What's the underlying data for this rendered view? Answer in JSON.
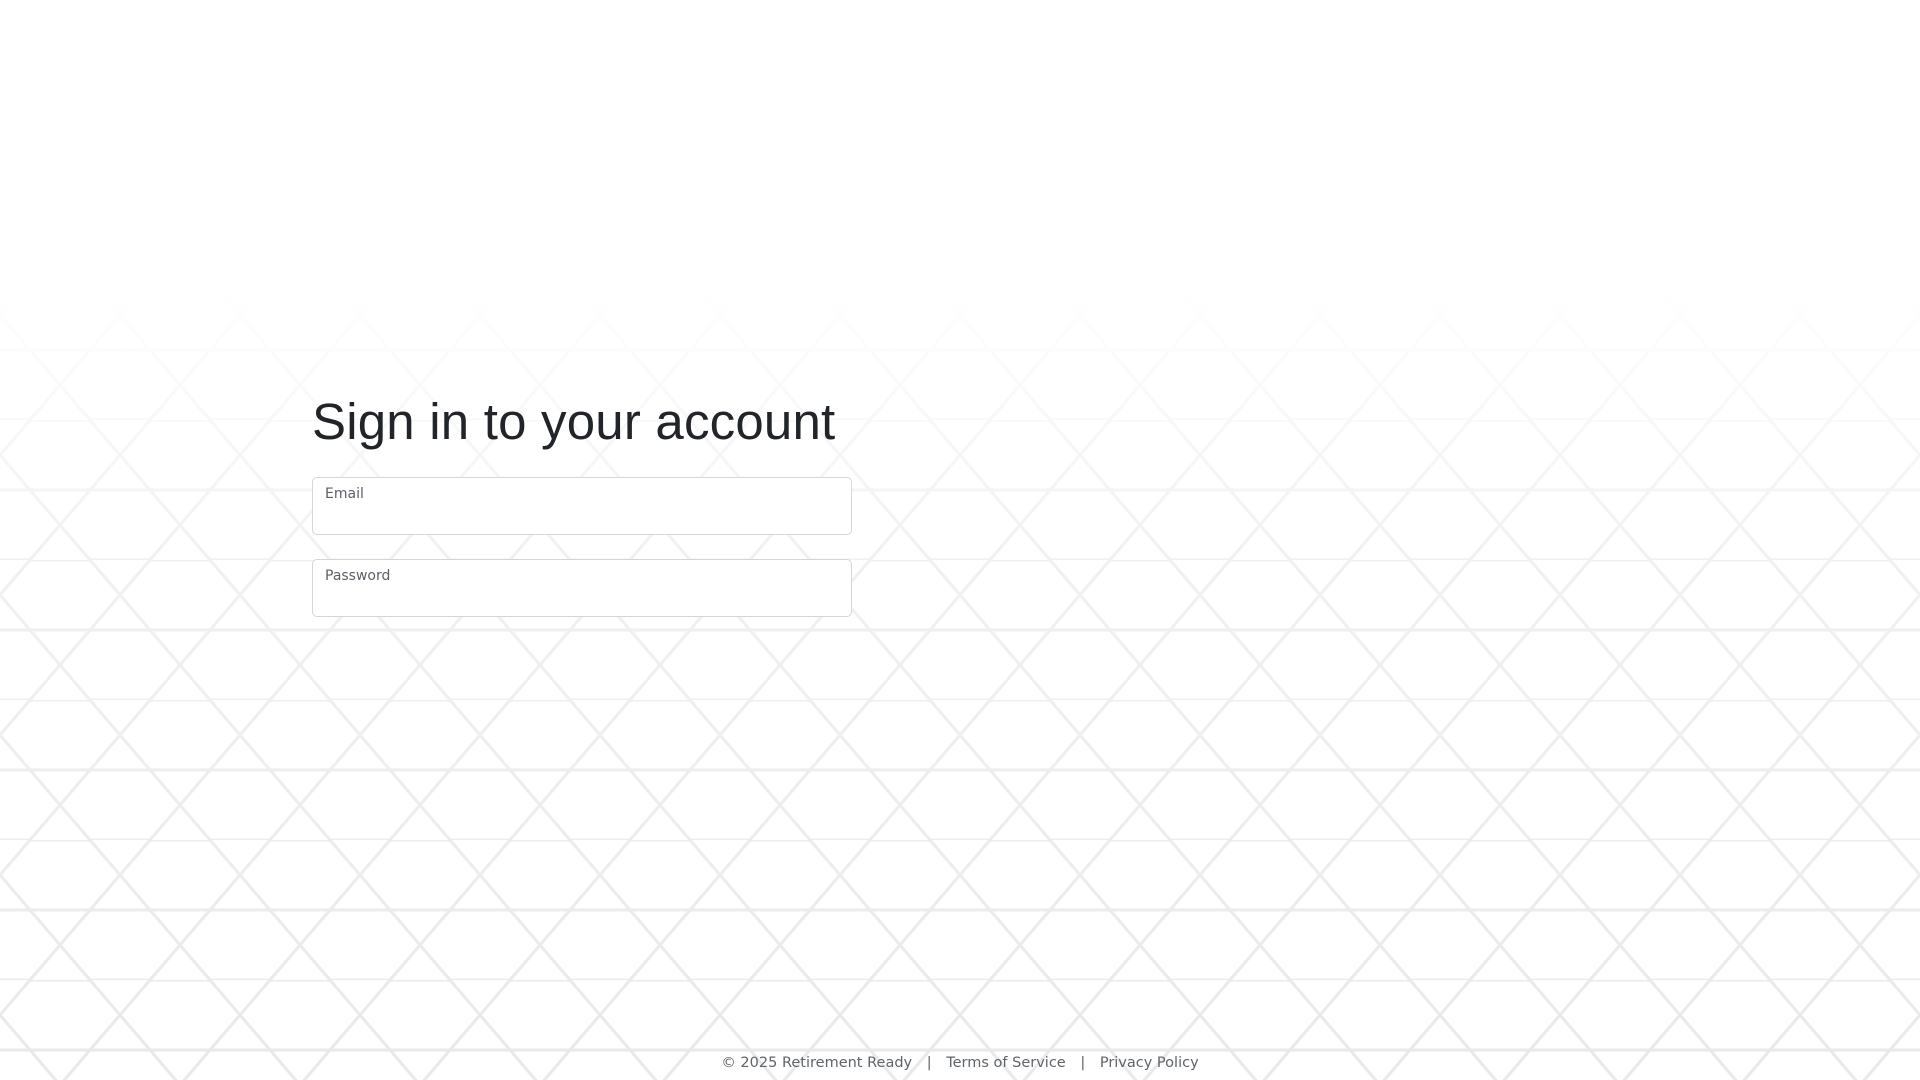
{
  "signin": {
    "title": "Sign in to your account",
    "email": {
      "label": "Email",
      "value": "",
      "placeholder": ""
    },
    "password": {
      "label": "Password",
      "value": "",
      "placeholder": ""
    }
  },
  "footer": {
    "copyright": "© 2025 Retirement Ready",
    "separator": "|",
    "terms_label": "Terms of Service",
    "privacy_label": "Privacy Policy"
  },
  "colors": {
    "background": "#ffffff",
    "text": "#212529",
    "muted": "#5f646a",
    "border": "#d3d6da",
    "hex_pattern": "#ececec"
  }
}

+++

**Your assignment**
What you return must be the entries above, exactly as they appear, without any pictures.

**Answer box**
What's the underlying data for this rendered view? Answer in JSON.
{
  "signin": {
    "title": "Sign in to your account",
    "email": {
      "label": "Email",
      "value": "",
      "placeholder": ""
    },
    "password": {
      "label": "Password",
      "value": "",
      "placeholder": ""
    }
  },
  "footer": {
    "copyright": "© 2025 Retirement Ready",
    "separator": "|",
    "terms_label": "Terms of Service",
    "privacy_label": "Privacy Policy"
  },
  "colors": {
    "background": "#ffffff",
    "text": "#212529",
    "muted": "#5f646a",
    "border": "#d3d6da",
    "hex_pattern": "#ececec"
  }
}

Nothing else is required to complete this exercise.